Mark carefully rewrote the word. "I never liked how she made us stand up and spell words in front of the whole class." He laid the pencil back down. "At eighteen, no one can stop us, you know."
"I know," Roger said. "Eighteen is cool."
"I want to go," Mark said, though Roger wasn't sure exactly who he was trying to convince. Roger sure as hell didn't need convincing. Roger wanted nothing more than to get away from suburbia and into the real music scene. Places where rock wasn't a four-letter word.
His parents were probably just getting back from their dinner out. He wondered if his mother had found his note and had her moment of panic. Even if he went nowhere, that alone would be worth it.
"Of course you do," Roger told him, though he wasn't sure if he believed it. He and Mark had been best friends since they were five. Roger knew Mark better than anyone. Knew that even though Mark wanted a different life than what his parents had planned for him, part of him also still wanted their approval. Roger was actually surprised Mark had made it this far.
No, Roger knew the only place Mark would be heading after his eighteenth birthday would be Rhode Island and Brown, just where his parents wanted him to go.
Mark needed to loosen up. Have fun. Eventually get over the fact that being a disappointment wasn't such a big deal.
He reached across the countertop and grabbed the note, crumpling it into a little ball. "Forget it. There's a party across town. They got booze and hot girls and I got car keys."
"But what about your note...?" Mark looked worried.
Roger just laughed and patted his friend on the back. "Fuck it. It'll freak my mom. She'll get over it." He tossed Mark's note into the trash. "Come on."
There was hesitation in Mark's eyes but another thing Roger knew was it never too much to get Mark to cave on something like this. "That girl, Maureen, you've been drooling over will be there."
Mark's eyes lit up. "Really?
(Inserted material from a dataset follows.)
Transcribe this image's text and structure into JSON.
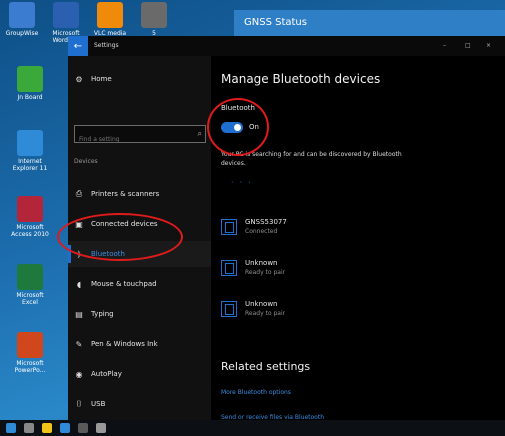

Okay."
Ten minutes later, New York City was forgotten. Mark wasn't ready and for his sake, Roger would stick around. Make the rest of his senior year something to remember before he took off.
Or, at the very least, he could teach his best friend how to spell.